JefferyW is fond of Chicken Marsala, photos and recipe here.
I’ll be out trick or treating with eight year olds tonight. What are you scaring up for the weekend? Cooking up anything good in your cauldron?
Tonight’s featured recipe:
Braised Italian Chicken
Bowl, Saucepan, Skillet, Baking dish or Dutch oven
In a bowl, mix together about 2 cups of flour and a good amount of the spices. Wash and dry thighs. Dredge in flour and fry in large skillet in about 1/2 cup of olive oil (I start with skin side down and do not touch it until it moves easily when I nudge it with a fork, then I flip it). When browned on both sides, remove to a plate with paper towels to drain a bit. Preheat oven to 325 degrees.
Meanwhile, in a large saucepan, heat 1 tbsp of oil and add diced vegetables, cook until the onions are translucent. Add garlic and cook for another minute, then add wine, stirring to deglaze the pan. Add remaining ingredients, stirring to mix well. Let simmer, covered, on the stovetop while chicken browns.
In baking dish, add enough sauce to come 1/2 way up the side of the baking dish. Nestle chicken in the baking dish, skin side up. Now here is the important part, ladle additional sauce AROUND the chicken as needed, but DO NOT cover the top. Leave enough room for the browned top of the chicken to remain above the sauce. This lets it braise and the skin still stay crispy. Bake, UNCOVERED, for 1 hour and 30 minutes. At the 15 minute mark, check to make sure the sauce is barely bubbling, if it is boiling, reduce heat to 300 degrees. Chicken is done when it gives easily, but not falling off the bone.
Leave remaining sauce on the stove to simmer on low while the chicken cooks, you’ll probably want extra for the pasta. Prepare pasta just before chicken is done. Serve with salad or green beans and a nice deep red wine.
Prep time is a lot on this meal, so I suggest it for weekends or special guests. I also doubled the sauce and froze 1/2 for another meal.
That’s if for this week. Have a safe Halloween. Boo! – TaMara

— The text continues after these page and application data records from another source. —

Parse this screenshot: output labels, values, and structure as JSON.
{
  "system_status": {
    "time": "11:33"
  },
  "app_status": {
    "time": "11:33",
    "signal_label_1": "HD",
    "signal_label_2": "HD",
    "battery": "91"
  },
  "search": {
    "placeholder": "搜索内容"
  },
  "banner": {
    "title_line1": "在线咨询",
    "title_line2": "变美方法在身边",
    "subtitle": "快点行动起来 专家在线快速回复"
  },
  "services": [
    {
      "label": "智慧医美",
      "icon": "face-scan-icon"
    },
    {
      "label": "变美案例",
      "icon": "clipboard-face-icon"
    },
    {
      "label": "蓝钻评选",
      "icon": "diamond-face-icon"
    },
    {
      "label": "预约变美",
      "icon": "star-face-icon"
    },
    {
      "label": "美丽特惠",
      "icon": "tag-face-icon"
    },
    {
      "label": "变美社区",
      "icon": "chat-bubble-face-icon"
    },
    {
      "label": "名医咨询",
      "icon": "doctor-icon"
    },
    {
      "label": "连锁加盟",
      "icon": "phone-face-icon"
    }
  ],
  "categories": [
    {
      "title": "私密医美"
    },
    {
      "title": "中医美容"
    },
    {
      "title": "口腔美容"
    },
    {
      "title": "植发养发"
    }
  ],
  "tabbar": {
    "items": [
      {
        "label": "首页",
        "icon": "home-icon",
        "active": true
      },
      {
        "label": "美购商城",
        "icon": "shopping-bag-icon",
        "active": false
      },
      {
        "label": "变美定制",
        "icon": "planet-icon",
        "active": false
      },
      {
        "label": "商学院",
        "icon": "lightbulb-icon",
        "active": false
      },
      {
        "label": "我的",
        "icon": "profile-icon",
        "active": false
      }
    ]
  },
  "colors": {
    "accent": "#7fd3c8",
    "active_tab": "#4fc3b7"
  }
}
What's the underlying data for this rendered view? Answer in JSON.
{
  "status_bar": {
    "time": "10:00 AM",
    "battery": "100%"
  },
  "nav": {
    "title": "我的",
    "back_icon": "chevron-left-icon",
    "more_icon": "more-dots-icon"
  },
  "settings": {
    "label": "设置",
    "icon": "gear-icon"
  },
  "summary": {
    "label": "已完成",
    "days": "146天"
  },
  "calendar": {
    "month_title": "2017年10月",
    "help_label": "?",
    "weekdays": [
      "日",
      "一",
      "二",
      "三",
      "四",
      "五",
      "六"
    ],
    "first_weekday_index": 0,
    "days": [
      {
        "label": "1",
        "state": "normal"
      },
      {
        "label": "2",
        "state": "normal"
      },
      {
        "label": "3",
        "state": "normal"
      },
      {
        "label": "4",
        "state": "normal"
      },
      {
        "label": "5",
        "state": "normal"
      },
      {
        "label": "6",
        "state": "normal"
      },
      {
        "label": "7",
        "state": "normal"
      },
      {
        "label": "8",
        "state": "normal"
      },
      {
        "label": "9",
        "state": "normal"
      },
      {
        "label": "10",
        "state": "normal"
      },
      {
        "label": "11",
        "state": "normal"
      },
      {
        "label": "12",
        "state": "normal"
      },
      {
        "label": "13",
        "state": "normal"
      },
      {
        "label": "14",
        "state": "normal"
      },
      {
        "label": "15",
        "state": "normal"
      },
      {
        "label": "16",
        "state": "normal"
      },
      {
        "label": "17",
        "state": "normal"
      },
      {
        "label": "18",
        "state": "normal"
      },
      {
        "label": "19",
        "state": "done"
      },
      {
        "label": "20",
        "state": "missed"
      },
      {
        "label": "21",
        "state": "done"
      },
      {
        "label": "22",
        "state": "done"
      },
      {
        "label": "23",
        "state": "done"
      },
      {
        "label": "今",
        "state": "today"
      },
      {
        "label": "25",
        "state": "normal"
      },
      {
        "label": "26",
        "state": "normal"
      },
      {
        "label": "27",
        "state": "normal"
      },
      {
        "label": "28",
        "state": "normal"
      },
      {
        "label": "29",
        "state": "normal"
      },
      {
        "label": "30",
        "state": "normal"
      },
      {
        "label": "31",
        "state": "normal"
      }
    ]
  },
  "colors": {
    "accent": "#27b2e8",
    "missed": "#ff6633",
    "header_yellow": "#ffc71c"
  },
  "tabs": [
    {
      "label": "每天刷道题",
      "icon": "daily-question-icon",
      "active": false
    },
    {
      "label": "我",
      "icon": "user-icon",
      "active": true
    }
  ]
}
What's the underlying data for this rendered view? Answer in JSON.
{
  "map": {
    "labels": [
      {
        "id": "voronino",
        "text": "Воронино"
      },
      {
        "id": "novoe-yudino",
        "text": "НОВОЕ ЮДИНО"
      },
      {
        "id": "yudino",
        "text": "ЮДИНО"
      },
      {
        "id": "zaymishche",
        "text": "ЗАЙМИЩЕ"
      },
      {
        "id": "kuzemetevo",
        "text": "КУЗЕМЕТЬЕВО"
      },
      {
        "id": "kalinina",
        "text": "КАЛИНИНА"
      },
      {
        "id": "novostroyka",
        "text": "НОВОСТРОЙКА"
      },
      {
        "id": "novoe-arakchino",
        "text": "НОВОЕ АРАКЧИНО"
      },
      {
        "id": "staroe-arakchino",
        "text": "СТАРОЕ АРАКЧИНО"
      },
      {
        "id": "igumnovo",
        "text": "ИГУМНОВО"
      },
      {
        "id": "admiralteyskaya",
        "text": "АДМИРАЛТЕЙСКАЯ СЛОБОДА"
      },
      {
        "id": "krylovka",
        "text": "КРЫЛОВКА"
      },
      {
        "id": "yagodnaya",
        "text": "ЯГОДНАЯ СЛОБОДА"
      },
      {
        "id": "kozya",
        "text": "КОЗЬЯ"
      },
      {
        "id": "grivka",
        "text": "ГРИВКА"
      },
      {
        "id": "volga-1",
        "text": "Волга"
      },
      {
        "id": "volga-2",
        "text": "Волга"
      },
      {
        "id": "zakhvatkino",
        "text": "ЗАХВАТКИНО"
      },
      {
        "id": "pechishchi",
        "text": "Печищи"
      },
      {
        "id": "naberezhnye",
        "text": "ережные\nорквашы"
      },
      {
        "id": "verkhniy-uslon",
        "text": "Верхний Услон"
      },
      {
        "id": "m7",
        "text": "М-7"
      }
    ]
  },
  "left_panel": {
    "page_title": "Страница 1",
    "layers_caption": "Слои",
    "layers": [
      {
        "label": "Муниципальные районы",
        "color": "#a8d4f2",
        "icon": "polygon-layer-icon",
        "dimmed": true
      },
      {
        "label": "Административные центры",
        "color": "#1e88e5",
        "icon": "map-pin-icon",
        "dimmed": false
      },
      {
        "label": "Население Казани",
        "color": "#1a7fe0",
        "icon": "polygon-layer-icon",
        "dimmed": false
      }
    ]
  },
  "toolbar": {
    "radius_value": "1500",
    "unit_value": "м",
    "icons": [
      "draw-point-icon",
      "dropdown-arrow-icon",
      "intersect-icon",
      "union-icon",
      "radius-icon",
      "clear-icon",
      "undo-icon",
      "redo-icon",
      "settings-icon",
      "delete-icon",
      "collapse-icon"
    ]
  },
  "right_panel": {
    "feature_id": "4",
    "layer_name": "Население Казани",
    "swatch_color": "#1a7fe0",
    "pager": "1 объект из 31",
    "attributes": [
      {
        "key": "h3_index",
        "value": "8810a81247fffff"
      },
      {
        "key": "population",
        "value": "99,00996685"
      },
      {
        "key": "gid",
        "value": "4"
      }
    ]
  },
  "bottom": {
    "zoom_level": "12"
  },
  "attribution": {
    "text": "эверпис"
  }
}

We watched an episode on The Food Network where a New Orleans joint offers a dish called Shrimp Magazine – named for the street where the restaurant is sited. I watched the chef prepare the dish on the video a few times and figured I had it down. A few days pass and I am less sure but I forge ahead. The only recipe a search turned up looked close but seemed a little off from my memory. The chef dredged the shrimp in seasoned flour and sauteed them in butter, turning once to brown both sides and then started adding all the rest of the ingredients: Artichoke hearts, diced ham, tons of garlic, lemon zest and juice, grated Parmesan, green onions, chopped basil, white wine, and salt and pepper – serving it all over angel hair pasta. I went with kale instead of artichoke hearts and didn’t add the basil.
I knew the shrimp wouldn’t like being with the kale as it cooked down so I removed it to a dish as soon as it was done and only added it back to the pan with the cooked pasta to toss prior to plating. I used white wine to help break down the kale and added lemon juice and zest along with salt and pepper. I minced at least six cloves of garlic, using some with the shrimp as it cooked, the rest after the shrimp were removed, along with a bit of olive oil.
Everything worked pretty well although I wish the ham had a better dice, I chopped some thin sliced ham that helped the flavor but did nothing for texture. I think next time I may use crispy bacon lardons. Mmm… bacon!
Oh, and I need a better name for it.